After a long and exhausting workday, if you have ever been greeted at your front door by a pet that wags his or her tail at you, and maybe even jumps up in excitement, you have personally experienced how significantly pets can lower stress levels.
I can attest to this as I am an animal lover and also have a Scorkie Terrier mix as a pet. Having lived alone, with college roommates, co-founders, and with people I’ve been in relationships before, I’ve found that Cloud (my terrier) always makes my day better, or at the very least provides me company. He dutifully sits with me while I finish off my work, cuddles with me at bedtime, and follows me around the house and office. It’s a proven fact that pets or animals often make people happy. They are like children with pure emotions and bubbly dispositions in any household.

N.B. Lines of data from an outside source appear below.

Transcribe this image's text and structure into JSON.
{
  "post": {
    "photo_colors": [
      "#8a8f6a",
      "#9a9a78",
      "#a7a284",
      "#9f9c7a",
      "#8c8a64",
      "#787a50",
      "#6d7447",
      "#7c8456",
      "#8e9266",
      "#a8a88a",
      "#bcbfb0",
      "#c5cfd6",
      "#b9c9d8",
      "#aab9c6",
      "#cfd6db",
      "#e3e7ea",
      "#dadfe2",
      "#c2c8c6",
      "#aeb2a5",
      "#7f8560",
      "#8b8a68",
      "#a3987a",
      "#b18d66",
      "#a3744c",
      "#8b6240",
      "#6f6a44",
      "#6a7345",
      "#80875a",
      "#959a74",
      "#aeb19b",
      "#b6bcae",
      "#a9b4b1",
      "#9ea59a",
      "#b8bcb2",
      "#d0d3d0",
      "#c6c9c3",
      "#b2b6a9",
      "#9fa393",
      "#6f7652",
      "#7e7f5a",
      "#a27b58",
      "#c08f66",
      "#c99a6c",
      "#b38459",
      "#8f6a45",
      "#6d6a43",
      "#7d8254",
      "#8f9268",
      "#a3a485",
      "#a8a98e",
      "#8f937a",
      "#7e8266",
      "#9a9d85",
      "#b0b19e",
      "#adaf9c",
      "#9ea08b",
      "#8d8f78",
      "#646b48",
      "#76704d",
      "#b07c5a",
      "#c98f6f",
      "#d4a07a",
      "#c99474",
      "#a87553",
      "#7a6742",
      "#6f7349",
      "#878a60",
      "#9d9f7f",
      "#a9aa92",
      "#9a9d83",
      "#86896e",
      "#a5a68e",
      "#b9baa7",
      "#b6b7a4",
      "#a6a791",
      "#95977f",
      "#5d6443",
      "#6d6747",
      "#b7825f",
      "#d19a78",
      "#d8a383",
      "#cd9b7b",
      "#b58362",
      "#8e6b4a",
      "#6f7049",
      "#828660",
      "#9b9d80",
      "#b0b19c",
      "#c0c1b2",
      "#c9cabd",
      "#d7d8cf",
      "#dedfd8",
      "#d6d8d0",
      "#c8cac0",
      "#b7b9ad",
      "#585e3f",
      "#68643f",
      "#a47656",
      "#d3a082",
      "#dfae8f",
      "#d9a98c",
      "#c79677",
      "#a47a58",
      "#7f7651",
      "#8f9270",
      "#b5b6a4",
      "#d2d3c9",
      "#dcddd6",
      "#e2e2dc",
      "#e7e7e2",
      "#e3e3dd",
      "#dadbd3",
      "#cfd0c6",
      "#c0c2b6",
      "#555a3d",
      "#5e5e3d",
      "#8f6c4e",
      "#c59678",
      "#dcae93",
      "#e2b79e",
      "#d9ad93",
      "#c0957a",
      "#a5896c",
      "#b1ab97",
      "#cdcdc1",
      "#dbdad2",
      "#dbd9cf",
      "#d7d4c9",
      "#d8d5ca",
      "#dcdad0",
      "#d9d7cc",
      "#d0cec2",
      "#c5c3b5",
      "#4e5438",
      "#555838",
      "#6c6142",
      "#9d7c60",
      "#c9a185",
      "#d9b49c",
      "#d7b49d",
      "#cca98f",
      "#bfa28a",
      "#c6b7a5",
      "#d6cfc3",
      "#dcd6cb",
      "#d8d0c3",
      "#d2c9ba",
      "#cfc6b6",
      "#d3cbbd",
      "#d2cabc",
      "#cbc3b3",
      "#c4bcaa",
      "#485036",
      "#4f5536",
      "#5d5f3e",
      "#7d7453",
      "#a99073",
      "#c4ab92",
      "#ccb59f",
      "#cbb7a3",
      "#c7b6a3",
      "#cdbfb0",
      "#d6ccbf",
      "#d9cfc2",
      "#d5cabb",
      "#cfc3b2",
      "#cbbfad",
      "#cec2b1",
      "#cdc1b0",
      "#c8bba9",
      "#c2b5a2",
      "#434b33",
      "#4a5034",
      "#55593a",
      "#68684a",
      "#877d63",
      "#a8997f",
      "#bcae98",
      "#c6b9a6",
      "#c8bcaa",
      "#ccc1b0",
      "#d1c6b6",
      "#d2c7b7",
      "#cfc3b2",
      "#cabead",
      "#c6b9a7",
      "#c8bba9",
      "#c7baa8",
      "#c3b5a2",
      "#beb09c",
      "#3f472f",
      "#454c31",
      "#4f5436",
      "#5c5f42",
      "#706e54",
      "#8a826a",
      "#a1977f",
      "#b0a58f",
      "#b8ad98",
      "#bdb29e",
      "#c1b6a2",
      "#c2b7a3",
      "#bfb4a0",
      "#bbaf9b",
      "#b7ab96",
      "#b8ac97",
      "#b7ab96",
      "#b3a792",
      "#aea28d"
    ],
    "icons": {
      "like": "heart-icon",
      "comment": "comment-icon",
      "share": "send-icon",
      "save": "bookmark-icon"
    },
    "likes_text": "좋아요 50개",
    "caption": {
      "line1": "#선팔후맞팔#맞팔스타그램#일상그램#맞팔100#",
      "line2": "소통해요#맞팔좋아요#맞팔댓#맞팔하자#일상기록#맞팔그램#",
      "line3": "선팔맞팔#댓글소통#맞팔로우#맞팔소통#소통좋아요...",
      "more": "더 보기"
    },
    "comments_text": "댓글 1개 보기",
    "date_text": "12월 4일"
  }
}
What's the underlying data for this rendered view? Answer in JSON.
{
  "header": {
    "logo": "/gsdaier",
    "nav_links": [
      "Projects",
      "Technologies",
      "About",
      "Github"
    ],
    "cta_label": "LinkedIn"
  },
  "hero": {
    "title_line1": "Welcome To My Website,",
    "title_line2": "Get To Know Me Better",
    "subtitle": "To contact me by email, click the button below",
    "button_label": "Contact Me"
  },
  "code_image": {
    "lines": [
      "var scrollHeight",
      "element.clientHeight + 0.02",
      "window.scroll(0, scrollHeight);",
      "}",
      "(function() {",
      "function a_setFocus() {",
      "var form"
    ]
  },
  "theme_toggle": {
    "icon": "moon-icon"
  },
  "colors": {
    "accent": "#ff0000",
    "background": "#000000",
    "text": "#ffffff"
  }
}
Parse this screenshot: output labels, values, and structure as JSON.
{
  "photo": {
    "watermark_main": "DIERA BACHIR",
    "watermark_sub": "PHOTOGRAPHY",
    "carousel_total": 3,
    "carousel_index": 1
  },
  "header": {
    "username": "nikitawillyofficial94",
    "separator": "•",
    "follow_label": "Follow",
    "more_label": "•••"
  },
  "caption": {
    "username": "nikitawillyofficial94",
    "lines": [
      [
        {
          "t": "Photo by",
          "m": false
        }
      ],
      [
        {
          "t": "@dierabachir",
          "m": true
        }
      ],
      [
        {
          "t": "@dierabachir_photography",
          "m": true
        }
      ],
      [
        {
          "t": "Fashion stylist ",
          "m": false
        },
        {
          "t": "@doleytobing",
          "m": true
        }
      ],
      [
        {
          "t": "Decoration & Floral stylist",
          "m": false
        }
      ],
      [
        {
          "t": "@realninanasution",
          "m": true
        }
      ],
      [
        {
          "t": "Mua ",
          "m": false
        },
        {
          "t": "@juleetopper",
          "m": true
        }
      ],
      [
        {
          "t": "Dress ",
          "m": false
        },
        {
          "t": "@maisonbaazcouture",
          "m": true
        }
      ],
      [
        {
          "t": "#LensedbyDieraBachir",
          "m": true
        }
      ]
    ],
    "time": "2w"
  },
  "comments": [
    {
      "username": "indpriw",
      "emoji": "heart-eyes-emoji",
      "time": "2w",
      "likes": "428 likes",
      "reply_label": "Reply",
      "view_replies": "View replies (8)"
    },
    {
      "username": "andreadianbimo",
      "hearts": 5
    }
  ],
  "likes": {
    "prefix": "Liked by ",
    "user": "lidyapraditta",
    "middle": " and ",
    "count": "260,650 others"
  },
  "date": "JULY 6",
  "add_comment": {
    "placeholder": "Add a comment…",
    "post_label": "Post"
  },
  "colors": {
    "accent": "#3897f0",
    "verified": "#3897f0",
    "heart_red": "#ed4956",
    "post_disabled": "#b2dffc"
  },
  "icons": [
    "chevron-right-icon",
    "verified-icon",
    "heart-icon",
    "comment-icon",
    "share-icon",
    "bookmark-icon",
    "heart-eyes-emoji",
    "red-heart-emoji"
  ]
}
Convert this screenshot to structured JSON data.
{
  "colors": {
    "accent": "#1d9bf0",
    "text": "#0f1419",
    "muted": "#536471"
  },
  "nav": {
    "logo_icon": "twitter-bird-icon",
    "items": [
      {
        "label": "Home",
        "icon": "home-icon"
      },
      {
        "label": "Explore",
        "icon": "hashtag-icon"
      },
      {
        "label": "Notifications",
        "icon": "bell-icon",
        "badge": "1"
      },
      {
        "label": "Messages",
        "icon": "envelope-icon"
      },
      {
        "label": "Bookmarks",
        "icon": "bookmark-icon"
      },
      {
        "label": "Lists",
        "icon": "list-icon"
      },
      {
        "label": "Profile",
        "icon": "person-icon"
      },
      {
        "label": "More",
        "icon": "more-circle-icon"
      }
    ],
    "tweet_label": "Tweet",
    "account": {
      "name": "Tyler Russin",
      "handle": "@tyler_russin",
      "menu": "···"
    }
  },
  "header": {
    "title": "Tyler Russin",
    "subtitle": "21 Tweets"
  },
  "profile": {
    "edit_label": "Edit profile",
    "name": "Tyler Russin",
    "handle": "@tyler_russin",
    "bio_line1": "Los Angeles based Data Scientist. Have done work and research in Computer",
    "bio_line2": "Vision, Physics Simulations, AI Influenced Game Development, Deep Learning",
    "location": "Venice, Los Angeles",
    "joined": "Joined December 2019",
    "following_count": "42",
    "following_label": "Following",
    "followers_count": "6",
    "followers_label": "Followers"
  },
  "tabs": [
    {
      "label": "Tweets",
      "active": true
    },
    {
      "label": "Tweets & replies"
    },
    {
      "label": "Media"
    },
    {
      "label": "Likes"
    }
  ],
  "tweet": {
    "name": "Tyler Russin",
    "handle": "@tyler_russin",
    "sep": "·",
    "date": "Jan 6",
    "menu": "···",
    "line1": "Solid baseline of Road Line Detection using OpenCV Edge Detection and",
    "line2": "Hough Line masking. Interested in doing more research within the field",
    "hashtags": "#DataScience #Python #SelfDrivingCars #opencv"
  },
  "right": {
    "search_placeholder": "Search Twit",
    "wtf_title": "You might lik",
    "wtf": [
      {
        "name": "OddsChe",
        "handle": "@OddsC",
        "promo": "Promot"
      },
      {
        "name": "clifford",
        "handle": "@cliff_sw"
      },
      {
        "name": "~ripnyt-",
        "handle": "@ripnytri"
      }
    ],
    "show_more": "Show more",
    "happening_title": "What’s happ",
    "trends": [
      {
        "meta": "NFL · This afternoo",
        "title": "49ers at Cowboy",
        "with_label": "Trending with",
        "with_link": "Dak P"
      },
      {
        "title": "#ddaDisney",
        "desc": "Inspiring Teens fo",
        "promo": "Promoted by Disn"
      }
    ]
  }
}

Studies have shown that pets are important sources of social and emotional support for a person and not just people who suffer from health conditions. Scientific studies that have confirmed the medical background behind the stress alleviation in the presence of pets. For example, cuddling with a pet releases the “cuddle chemical” oxytocin in both the human and pet, which has a calming effect. A special bond between owner and pet is also formed, because not matter what you say, you can always talk to your pet without being judged.
But, let’s discuss the answers to the question of whether or not pets contribute to a healthier or not. Often time, they do offer countless health benefits like improved cardiovascular health, reduced risk of asthma and infections due to exposure to pet allergens, and dog owners are less likely to suffer from depression than those without pets.
· The have a positive effect on the overall physiological, mental and physical health.
People with dogs have lower blood pressure in stressful situations than those without pets. One study even found that when people with borderline hypertension adopted dogs from a shelter, their blood pressure declined significantly within five months.
· Cardiovascular health improves due to the daily handling of the pet like walking a dog in the park, people tend to make excuses to exercise for themselves but their pets convince them to exert a bit more often. When you venture outside you are more likely to communicate with neighbors/community that can reduce stress levels and make your mood better. If you live alone like me, you know that pets provide wonderful company and stave off loneliness.
· Interaction with pets also lower the release of the cortisol hormone thus relieving stress and lowering blood pressure.
· It has also been noted that pet owners suffer from fewer ailments like colds and fevers. Dogs have been recently using to detect an approaching epileptic seizure and are now being trained to detect life-threatening diseases.
In terms of feelings, pet owners are generally more likely to have greater self-esteem, feel less lonely and are likely to be more extroverted. Pet owners have prolonged interactions with animals but this does not mean that they become less close to their loved ones. Additionally tending to pets can teach responsibility while being a rewarding experience for a person after teaching them a skill. Pets are a great medicine for elderly people; they provide companionship and act as mood lifters. Dogs can help handicapped people in performing daily activities with ease as well.
If you are thinking about owning a pet, there are both clear-cut health advantages and they can often provide emotional support. But, you should make sure your lifestyle is sustainable enough for one. You can visit animal shelters or websites to adopt a pet of your choice. Often times, dogs tend to be more around the clock affectionate than cats, but do your research and make sure you get the right pet for you.